The judge said Martin appeared to be a “silent observer of the actions of others.” McFadden didn’t find any evidence that Martin joined others in shouting and chanting inside the Capitol or that he intended to disrupt Congress from certifying Joe Biden’s 2020 electoral victory.
Dozens of Capitol riot defendants have pleaded guilty and been sentenced, but Martin is the first to testify at a trial. His acquittal could embolden others to gamble on a bench trial, although McFadden so far is the only judge to preside over one and decide a case.
Martin said he “went with the flow” as he approached the Capitol and testified that he saw a police officer wave him into the building. Martin remained inside the Capitol for about 10 minutes after entering the building through the Rotunda doors, according to prosecutors.
Martin said he “enjoyed the day” of the riot.
“It was a magical day in many ways,” he testified on Tuesday before adding, “I know some bad things happened.”
“You understand that police officers died?” Justice Department prosecutor Michael Romano asked Martin.
At least nine people died in the riot or its aftermath. More than 100 police officers were injured. One officer died after he collapsed hours after being sprayed with bear spray and other officers who tried to quell the riot died by suicide in the months following the attack.
Prosecutors said Martin, an engineer, worked for a government contractor at the National Laboratory in Los Alamos, N.M., and held a top-secret security clearance on Jan. 6. Martin said he actually worked at a different facility in Los Alamos.
Defense attorney Dan Cron said Martin saw another person shake a police officer’s hand after entering the Capitol. Martin placed his hand on an officer’s shoulder “as a gesture of thanks and of good will,” Cron said.
“It was a very loud scene there. There was a lot going on there to try to process,” Cron told the judge.
Martin wasn’t accused of engaging in any violence or destruction.
“The whole time he’s in there he’s just standing there,” Cron said.
Romano, the Justice Department prosecutor, said Martin joined the mob in crowding police officers who were trying to disperse the crowd. The prosecutor said Martin knew that he wasn’t allowed to be in the Capitol.
“The idea that he thought he had permission to do that is nonsense,” Romano said.
Other riot defendants have also claimed police waved them in or said they could enter, but it is unclear how that testimony will be viewed by the courts.
McFadden presided over a bench trial last month for Cuoy Griffin, a county official in New Mexico who helped found a group called Cowboys for Trump. The judge on March 22 convicted Griffin of illegally entering restricted U.S. Capitol grounds but acquitted him of engaging in disorderly conduct.
On March 8, a jury decided the first Capitol riot trial by convicting a Texas man, Guy Reffitt, of storming the Capitol with a holstered handgun. Jurors also convicted Reffitt of obstructing Congress’ joint session to certify the Electoral College vote, interfering with police officers who were guarding the Capitol and threatening his two teenage children if they reported him to law enforcement.

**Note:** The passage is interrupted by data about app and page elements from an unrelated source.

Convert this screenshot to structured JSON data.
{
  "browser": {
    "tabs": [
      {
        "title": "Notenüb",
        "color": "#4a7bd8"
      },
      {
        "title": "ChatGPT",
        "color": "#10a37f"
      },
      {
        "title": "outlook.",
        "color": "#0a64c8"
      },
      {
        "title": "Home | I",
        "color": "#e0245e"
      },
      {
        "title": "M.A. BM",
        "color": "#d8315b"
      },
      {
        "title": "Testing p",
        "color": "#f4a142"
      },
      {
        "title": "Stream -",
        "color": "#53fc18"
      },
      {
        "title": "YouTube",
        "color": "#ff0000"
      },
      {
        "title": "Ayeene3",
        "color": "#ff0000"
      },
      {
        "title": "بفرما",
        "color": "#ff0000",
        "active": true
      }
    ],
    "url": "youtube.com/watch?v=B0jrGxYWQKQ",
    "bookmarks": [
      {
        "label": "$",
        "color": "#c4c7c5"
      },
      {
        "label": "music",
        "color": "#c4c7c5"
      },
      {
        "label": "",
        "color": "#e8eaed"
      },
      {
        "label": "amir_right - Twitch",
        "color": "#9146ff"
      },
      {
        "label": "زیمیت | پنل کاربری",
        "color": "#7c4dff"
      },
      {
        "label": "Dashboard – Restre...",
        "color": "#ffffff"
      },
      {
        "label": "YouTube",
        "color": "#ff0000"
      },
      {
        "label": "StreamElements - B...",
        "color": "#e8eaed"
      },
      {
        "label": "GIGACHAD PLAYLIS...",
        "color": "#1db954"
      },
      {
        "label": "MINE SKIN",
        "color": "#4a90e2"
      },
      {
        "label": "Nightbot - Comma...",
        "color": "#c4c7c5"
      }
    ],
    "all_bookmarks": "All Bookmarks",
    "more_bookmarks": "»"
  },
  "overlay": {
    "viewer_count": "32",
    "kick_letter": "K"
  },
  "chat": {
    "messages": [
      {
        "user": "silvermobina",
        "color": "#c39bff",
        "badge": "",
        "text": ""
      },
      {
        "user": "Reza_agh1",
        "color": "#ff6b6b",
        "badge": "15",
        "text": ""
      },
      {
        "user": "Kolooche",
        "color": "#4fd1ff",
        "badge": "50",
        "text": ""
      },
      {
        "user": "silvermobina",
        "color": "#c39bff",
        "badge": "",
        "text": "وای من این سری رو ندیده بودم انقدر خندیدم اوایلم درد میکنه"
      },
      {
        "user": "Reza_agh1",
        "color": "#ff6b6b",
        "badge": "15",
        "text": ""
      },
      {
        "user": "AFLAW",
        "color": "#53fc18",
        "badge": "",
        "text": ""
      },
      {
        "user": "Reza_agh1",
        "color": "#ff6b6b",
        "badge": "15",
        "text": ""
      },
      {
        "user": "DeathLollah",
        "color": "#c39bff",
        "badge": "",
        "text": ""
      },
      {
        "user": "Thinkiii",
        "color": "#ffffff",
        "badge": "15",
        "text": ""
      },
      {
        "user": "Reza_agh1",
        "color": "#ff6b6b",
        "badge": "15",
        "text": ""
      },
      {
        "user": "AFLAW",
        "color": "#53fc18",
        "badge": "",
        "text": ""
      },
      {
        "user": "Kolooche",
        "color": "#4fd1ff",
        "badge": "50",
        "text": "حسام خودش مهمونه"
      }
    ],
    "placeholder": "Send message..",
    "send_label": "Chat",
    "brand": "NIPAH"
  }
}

Meanwhile, a jury trial started Tuesday for a former police officer from Virginia who is charged with storming the Capitol with a fellow officer.
A federal prosecutor said former Rocky Mount police officer Thomas Robertson stormed the Capitol because he believed the 2020 presidential election had been stolen from Trump and he wanted to interfere with the certification of the Electoral College vote.

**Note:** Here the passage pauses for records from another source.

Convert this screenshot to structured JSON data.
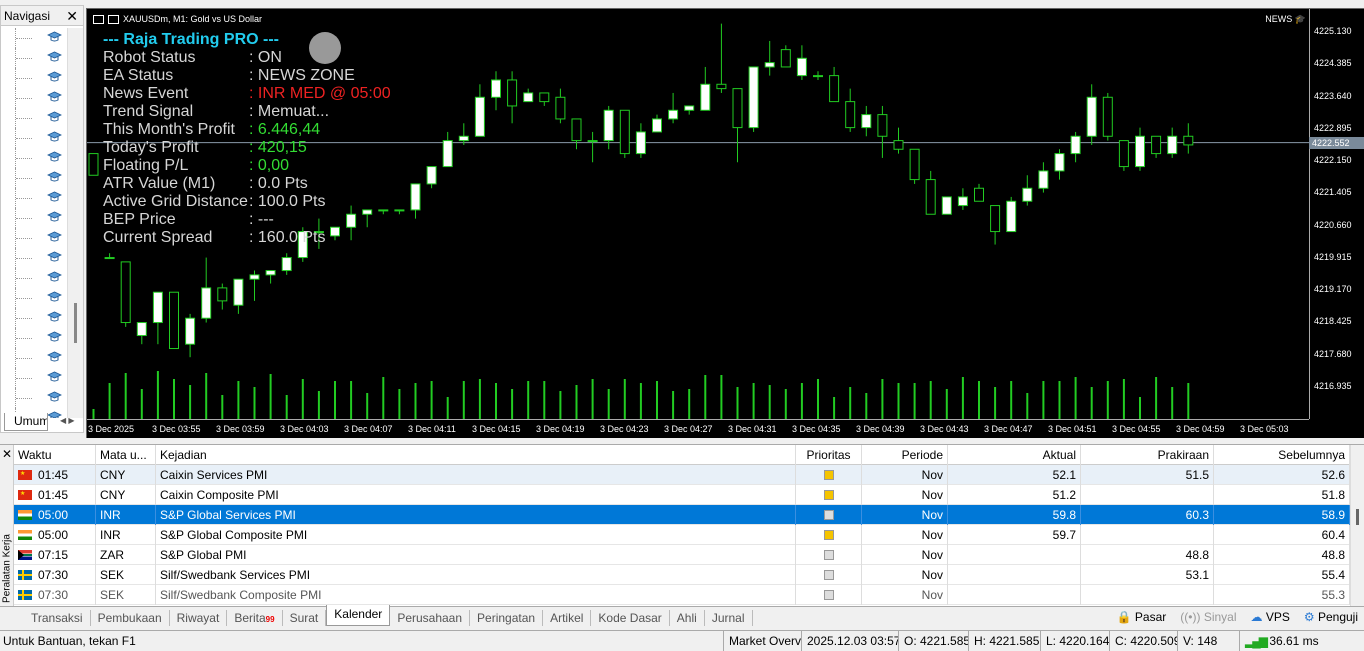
{
  "navigator": {
    "title": "Navigasi",
    "tab_label": "Umum"
  },
  "chart": {
    "title": "XAUUSDm, M1:  Gold vs US Dollar",
    "news_label": "NEWS",
    "current_price": "4222.552",
    "price_labels": [
      "4225.130",
      "4224.385",
      "4223.640",
      "4222.895",
      "4222.150",
      "4221.405",
      "4220.660",
      "4219.915",
      "4219.170",
      "4218.425",
      "4217.680",
      "4216.935"
    ],
    "time_labels": [
      "3 Dec 2025",
      "3 Dec 03:55",
      "3 Dec 03:59",
      "3 Dec 04:03",
      "3 Dec 04:07",
      "3 Dec 04:11",
      "3 Dec 04:15",
      "3 Dec 04:19",
      "3 Dec 04:23",
      "3 Dec 04:27",
      "3 Dec 04:31",
      "3 Dec 04:35",
      "3 Dec 04:39",
      "3 Dec 04:43",
      "3 Dec 04:47",
      "3 Dec 04:51",
      "3 Dec 04:55",
      "3 Dec 04:59",
      "3 Dec 05:03"
    ],
    "colors": {
      "bull": "#ffffff",
      "bear": "#000000",
      "wick": "#22cc22",
      "volume": "#22cc22",
      "level": "#8a9aaa"
    },
    "candles": [
      [
        4222.3,
        4222.3,
        4221.8,
        4221.8
      ],
      [
        4219.9,
        4220.0,
        4219.9,
        4219.9
      ],
      [
        4219.8,
        4219.8,
        4218.3,
        4218.4
      ],
      [
        4218.1,
        4218.4,
        4217.9,
        4218.4
      ],
      [
        4218.4,
        4219.1,
        4217.9,
        4219.1
      ],
      [
        4219.1,
        4219.1,
        4217.8,
        4217.8
      ],
      [
        4217.9,
        4218.6,
        4217.6,
        4218.5
      ],
      [
        4218.5,
        4219.9,
        4218.4,
        4219.2
      ],
      [
        4219.2,
        4219.3,
        4218.7,
        4218.9
      ],
      [
        4218.8,
        4219.4,
        4218.6,
        4219.4
      ],
      [
        4219.4,
        4219.6,
        4218.9,
        4219.5
      ],
      [
        4219.5,
        4219.6,
        4219.3,
        4219.6
      ],
      [
        4219.6,
        4220.0,
        4219.5,
        4219.9
      ],
      [
        4219.9,
        4220.6,
        4219.8,
        4220.5
      ],
      [
        4220.5,
        4220.8,
        4220.1,
        4220.5
      ],
      [
        4220.4,
        4220.6,
        4220.3,
        4220.6
      ],
      [
        4220.6,
        4221.1,
        4220.3,
        4220.9
      ],
      [
        4220.9,
        4221.0,
        4220.6,
        4221.0
      ],
      [
        4221.0,
        4221.0,
        4220.9,
        4221.0
      ],
      [
        4221.0,
        4221.0,
        4220.9,
        4221.0
      ],
      [
        4221.0,
        4221.6,
        4220.8,
        4221.6
      ],
      [
        4221.6,
        4222.0,
        4221.5,
        4222.0
      ],
      [
        4222.0,
        4222.8,
        4222.0,
        4222.6
      ],
      [
        4222.6,
        4223.0,
        4222.5,
        4222.7
      ],
      [
        4222.7,
        4223.9,
        4222.7,
        4223.6
      ],
      [
        4223.6,
        4224.2,
        4223.3,
        4224.0
      ],
      [
        4224.0,
        4224.2,
        4223.0,
        4223.4
      ],
      [
        4223.5,
        4223.8,
        4223.5,
        4223.7
      ],
      [
        4223.7,
        4223.7,
        4223.4,
        4223.5
      ],
      [
        4223.6,
        4223.8,
        4223.0,
        4223.1
      ],
      [
        4223.1,
        4223.0,
        4222.4,
        4222.6
      ],
      [
        4222.6,
        4222.8,
        4222.1,
        4222.6
      ],
      [
        4222.6,
        4223.4,
        4222.4,
        4223.3
      ],
      [
        4223.3,
        4223.3,
        4222.2,
        4222.3
      ],
      [
        4222.3,
        4223.0,
        4222.2,
        4222.8
      ],
      [
        4222.8,
        4223.2,
        4222.8,
        4223.1
      ],
      [
        4223.1,
        4223.7,
        4223.0,
        4223.3
      ],
      [
        4223.3,
        4223.4,
        4223.2,
        4223.4
      ],
      [
        4223.3,
        4224.3,
        4223.3,
        4223.9
      ],
      [
        4223.9,
        4225.3,
        4223.7,
        4223.8
      ],
      [
        4223.8,
        4223.8,
        4222.1,
        4222.9
      ],
      [
        4222.9,
        4224.3,
        4222.8,
        4224.3
      ],
      [
        4224.3,
        4224.9,
        4224.1,
        4224.4
      ],
      [
        4224.7,
        4224.8,
        4224.3,
        4224.3
      ],
      [
        4224.1,
        4224.8,
        4224.0,
        4224.5
      ],
      [
        4224.1,
        4224.2,
        4224.0,
        4224.1
      ],
      [
        4224.1,
        4224.3,
        4223.5,
        4223.5
      ],
      [
        4223.5,
        4223.8,
        4222.8,
        4222.9
      ],
      [
        4222.9,
        4223.4,
        4222.7,
        4223.2
      ],
      [
        4223.2,
        4223.4,
        4222.2,
        4222.7
      ],
      [
        4222.6,
        4222.9,
        4222.3,
        4222.4
      ],
      [
        4222.4,
        4222.4,
        4221.6,
        4221.7
      ],
      [
        4221.7,
        4221.9,
        4220.9,
        4220.9
      ],
      [
        4220.9,
        4221.3,
        4220.9,
        4221.3
      ],
      [
        4221.1,
        4221.5,
        4221.0,
        4221.3
      ],
      [
        4221.5,
        4221.6,
        4221.2,
        4221.2
      ],
      [
        4221.1,
        4221.1,
        4220.2,
        4220.5
      ],
      [
        4220.5,
        4221.3,
        4220.5,
        4221.2
      ],
      [
        4221.2,
        4221.8,
        4221.1,
        4221.5
      ],
      [
        4221.5,
        4222.1,
        4221.4,
        4221.9
      ],
      [
        4221.9,
        4222.4,
        4221.7,
        4222.3
      ],
      [
        4222.3,
        4222.8,
        4222.1,
        4222.7
      ],
      [
        4222.7,
        4223.9,
        4222.5,
        4223.6
      ],
      [
        4223.6,
        4223.7,
        4222.6,
        4222.7
      ],
      [
        4222.6,
        4222.4,
        4221.9,
        4222.0
      ],
      [
        4222.0,
        4222.9,
        4221.9,
        4222.7
      ],
      [
        4222.7,
        4222.7,
        4222.2,
        4222.3
      ],
      [
        4222.3,
        4222.9,
        4222.2,
        4222.7
      ],
      [
        4222.7,
        4223.0,
        4222.3,
        4222.5
      ]
    ],
    "volume": [
      10,
      36,
      46,
      30,
      48,
      40,
      34,
      46,
      24,
      38,
      32,
      45,
      24,
      40,
      28,
      38,
      38,
      26,
      42,
      30,
      36,
      38,
      22,
      38,
      40,
      36,
      30,
      38,
      38,
      28,
      34,
      40,
      30,
      40,
      36,
      38,
      28,
      30,
      44,
      44,
      32,
      36,
      34,
      30,
      36,
      40,
      22,
      32,
      26,
      40,
      36,
      36,
      38,
      30,
      42,
      38,
      32,
      38,
      26,
      38,
      38,
      42,
      32,
      38,
      40,
      22,
      42,
      32,
      36
    ]
  },
  "info_panel": {
    "header": "--- Raja Trading PRO ---",
    "rows": [
      {
        "label": "Robot Status",
        "value": ": ON",
        "color": "#d6d6d6"
      },
      {
        "label": "EA Status",
        "value": ": NEWS ZONE",
        "color": "#d6d6d6"
      },
      {
        "label": "News Event",
        "value": ": INR MED @ 05:00",
        "color": "#ee2222"
      },
      {
        "label": "Trend Signal",
        "value": ": Memuat...",
        "color": "#d6d6d6"
      },
      {
        "label": "This Month's Profit",
        "value": ": 6.446,44",
        "color": "#33dd33"
      },
      {
        "label": "Today's Profit",
        "value": ": 420,15",
        "color": "#33dd33"
      },
      {
        "label": "Floating P/L",
        "value": ": 0,00",
        "color": "#33dd33"
      },
      {
        "label": "ATR Value (M1)",
        "value": ": 0.0 Pts",
        "color": "#d6d6d6"
      },
      {
        "label": "Active Grid Distance",
        "value": ": 100.0 Pts",
        "color": "#d6d6d6"
      },
      {
        "label": "BEP Price",
        "value": ": ---",
        "color": "#d6d6d6"
      },
      {
        "label": "Current Spread",
        "value": ": 160.0 Pts",
        "color": "#d6d6d6"
      }
    ]
  },
  "calendar": {
    "columns": [
      "Waktu",
      "Mata u...",
      "Kejadian",
      "Prioritas",
      "Periode",
      "Aktual",
      "Prakiraan",
      "Sebelumnya"
    ],
    "rows": [
      {
        "time": "01:45",
        "flag": "cn",
        "currency": "CNY",
        "event": "Caixin Services PMI",
        "priority": "medium",
        "period": "Nov",
        "actual": "52.1",
        "forecast": "51.5",
        "previous": "52.6",
        "state": "hl"
      },
      {
        "time": "01:45",
        "flag": "cn",
        "currency": "CNY",
        "event": "Caixin Composite PMI",
        "priority": "medium",
        "period": "Nov",
        "actual": "51.2",
        "forecast": "",
        "previous": "51.8",
        "state": ""
      },
      {
        "time": "05:00",
        "flag": "in",
        "currency": "INR",
        "event": "S&P Global Services PMI",
        "priority": "low",
        "period": "Nov",
        "actual": "59.8",
        "forecast": "60.3",
        "previous": "58.9",
        "state": "sel"
      },
      {
        "time": "05:00",
        "flag": "in",
        "currency": "INR",
        "event": "S&P Global Composite PMI",
        "priority": "medium",
        "period": "Nov",
        "actual": "59.7",
        "forecast": "",
        "previous": "60.4",
        "state": ""
      },
      {
        "time": "07:15",
        "flag": "za",
        "currency": "ZAR",
        "event": "S&P Global PMI",
        "priority": "low",
        "period": "Nov",
        "actual": "",
        "forecast": "48.8",
        "previous": "48.8",
        "state": ""
      },
      {
        "time": "07:30",
        "flag": "se",
        "currency": "SEK",
        "event": "Silf/Swedbank Services PMI",
        "priority": "low",
        "period": "Nov",
        "actual": "",
        "forecast": "53.1",
        "previous": "55.4",
        "state": ""
      },
      {
        "time": "07:30",
        "flag": "se",
        "currency": "SEK",
        "event": "Silf/Swedbank Composite PMI",
        "priority": "low",
        "period": "Nov",
        "actual": "",
        "forecast": "",
        "previous": "55.3",
        "state": "dim"
      }
    ],
    "priority_colors": {
      "medium": "#f5c400",
      "low": "#dddddd"
    }
  },
  "side_label": "Peralatan Kerja",
  "tabs": [
    {
      "label": "Transaksi",
      "badge": ""
    },
    {
      "label": "Pembukaan",
      "badge": ""
    },
    {
      "label": "Riwayat",
      "badge": ""
    },
    {
      "label": "Berita",
      "badge": "99"
    },
    {
      "label": "Surat",
      "badge": ""
    },
    {
      "label": "Kalender",
      "badge": "",
      "active": true
    },
    {
      "label": "Perusahaan",
      "badge": ""
    },
    {
      "label": "Peringatan",
      "badge": ""
    },
    {
      "label": "Artikel",
      "badge": ""
    },
    {
      "label": "Kode Dasar",
      "badge": ""
    },
    {
      "label": "Ahli",
      "badge": ""
    },
    {
      "label": "Jurnal",
      "badge": ""
    }
  ],
  "right_tools": {
    "market": "Pasar",
    "signals": "Sinyal",
    "vps": "VPS",
    "tester": "Penguji"
  },
  "status_bar": {
    "help": "Untuk Bantuan, tekan F1",
    "profile": "Market Overv",
    "datetime": "2025.12.03 03:57",
    "open": "O: 4221.585",
    "high": "H: 4221.585",
    "low": "L: 4220.164",
    "close": "C: 4220.509",
    "volume": "V: 148",
    "ping": "36.61 ms"
  }
}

The other former officer, Jacob Fracker, pleaded guilty to a riot-related charge and could be a key witness for prosecutors. Robertson’s trial resumed Wednesday with testimony from a Metropolitan Police Department officer who supervised other officers during the riot.

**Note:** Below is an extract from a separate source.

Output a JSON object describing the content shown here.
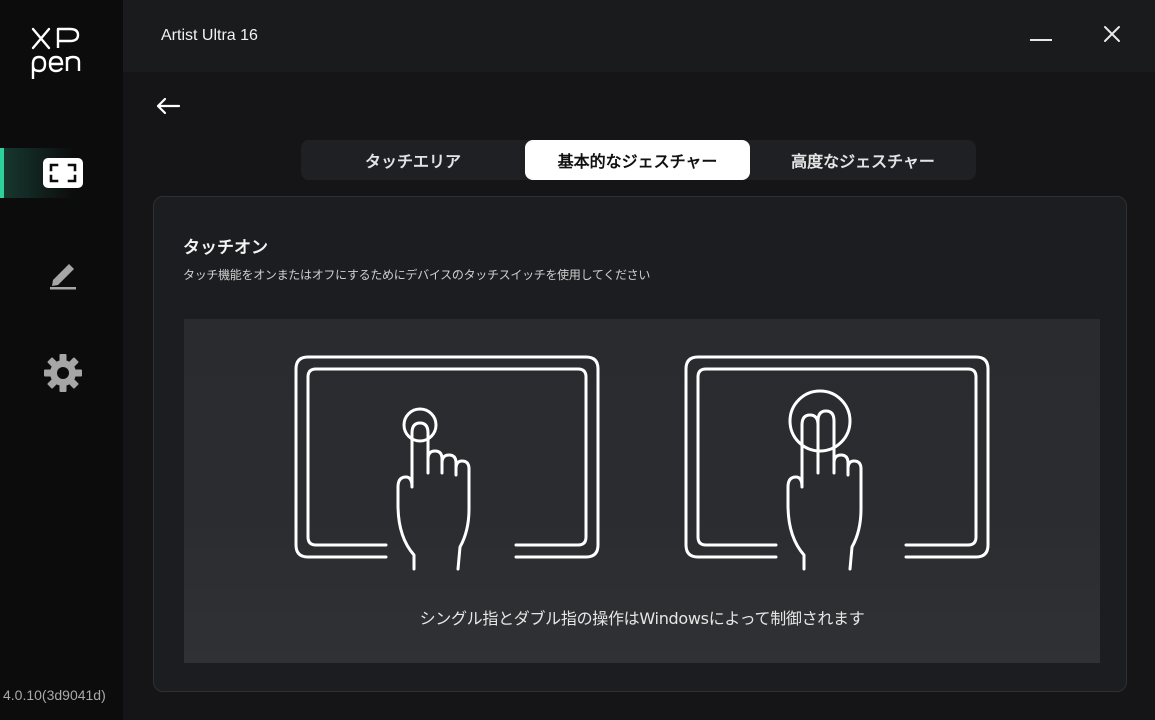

More than 770 people have been charged with riot-related federal crimes. Over 240 of them have pleaded guilty, mostly to misdemeanors, and over 140 of them have been sentenced.